Humanitarian needs – especially food – are growing in Syria as fighting continues to force thousands of families to flee their homes. Here is an overview of what WFP is doing inside and outside Syria to support the people affected by the fighting.
ROME – With fighting ongoing in cities such as Aleppo and Damascus, WFP has scaled up operations throughout Syria, providing food assistance to over 1.5 million people per month since September.
Displaced in Homs
Five months ago taxi-driver Abu Mohamed and his family were trapped in their home as gun battles raged in their neighbourhood of Hom’s old town. A lull in fighting allowed then to escape and take refuge in a public shelter, where they now receive WFP food rations. Read story
Responding to the refugee crisis
The conflict in Syria led thousands of Syrians to flee to neighbouring Jordan, Lebanon, Turkey and Iraq. Food is priority needs. Find out more
Most of those receiving food are families who have fled the fighting and are now staying with friends, relatives or living in public shelters. Official figures put the number of displaced at 1.2 million, but it could be higher.
We are also providing food to the most vulnerable families who are still in their homes but with greatly reduced access to food because of the conflict.
Soaring food prices
In areas where fighting is taking place, food prices are reported to have almost doubled since before the conflict. In governorates visited by WFP staff, these already high food prices have increased by an additional 20 percent or more. Cooking fuel is also in short supply, selling on the black market at a 400 percent mark-up.
By working with our local partner, the Syrian Arab Red Crescent, we are able to reach most of the 14 Syrian governorates with food assistance. But there are some areas that no one can reach because of the security situation.
Meanwhile, some 350,000 people have fled across Syria’s borders and become refugees in neighbouring Iraq, Jordan, Lebanon and Turkey. WFP teams in these countries are using food vouchers as part of the response. Find out more
We reached over 140,000 refugees in Iraq, Jordan and Lebanon in October with food assistance through food vouchers, in-kind food distributions or hot meals in refugee camps. The voucher system has just been extended to help an additional 25,000 refugees in Turkey.

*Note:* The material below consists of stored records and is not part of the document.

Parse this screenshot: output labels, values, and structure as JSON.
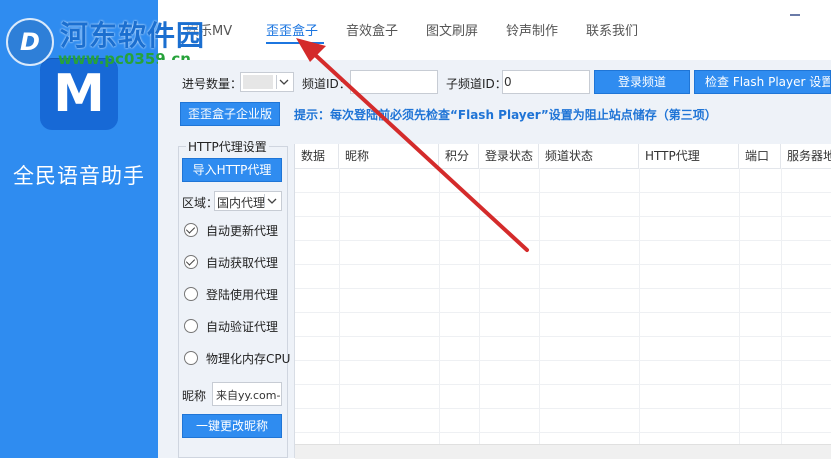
{
  "app": {
    "name": "全民语音助手",
    "logo_letter": "M"
  },
  "watermark": {
    "title": "河东软件园",
    "url": "www.pc0359.cn",
    "badge": "D"
  },
  "nav": {
    "items": [
      {
        "label": "娱乐MV"
      },
      {
        "label": "歪歪盒子"
      },
      {
        "label": "音效盒子"
      },
      {
        "label": "图文刷屏"
      },
      {
        "label": "铃声制作"
      },
      {
        "label": "联系我们"
      }
    ],
    "active_index": 1
  },
  "form": {
    "queue_label": "进号数量：",
    "channel_label": "频道ID：",
    "subchannel_label": "子频道ID：",
    "subchannel_value": "0",
    "login_button": "登录频道",
    "check_flash_button": "检查 Flash Player 设置",
    "enterprise_button": "歪歪盒子企业版",
    "hint": "提示：每次登陆前必须先检查“Flash Player”设置为阻止站点储存（第三项）"
  },
  "proxy": {
    "group_title": "HTTP代理设置",
    "import_button": "导入HTTP代理",
    "region_label": "区域：",
    "region_value": "国内代理",
    "options": [
      {
        "label": "自动更新代理",
        "checked": true
      },
      {
        "label": "自动获取代理",
        "checked": true
      },
      {
        "label": "登陆使用代理",
        "checked": false
      },
      {
        "label": "自动验证代理",
        "checked": false
      },
      {
        "label": "物理化内存CPU",
        "checked": false
      }
    ],
    "nickname_label": "昵称",
    "nickname_value": "来自yy.com-",
    "change_nick_button": "一键更改昵称"
  },
  "table": {
    "columns": [
      "数据",
      "昵称",
      "积分",
      "登录状态",
      "频道状态",
      "HTTP代理",
      "端口",
      "服务器地"
    ]
  },
  "colors": {
    "sidebar": "#2f8cf0",
    "accent": "#1c76e0",
    "annotation_arrow": "#d42b2b"
  }
}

The food vouchers can be redeemed against a list of items including cheese, milk, yogurt and eggs, which are not normally included in food rations. WFP often uses vouchers when food is available in the market but people do not have enough money to buy it.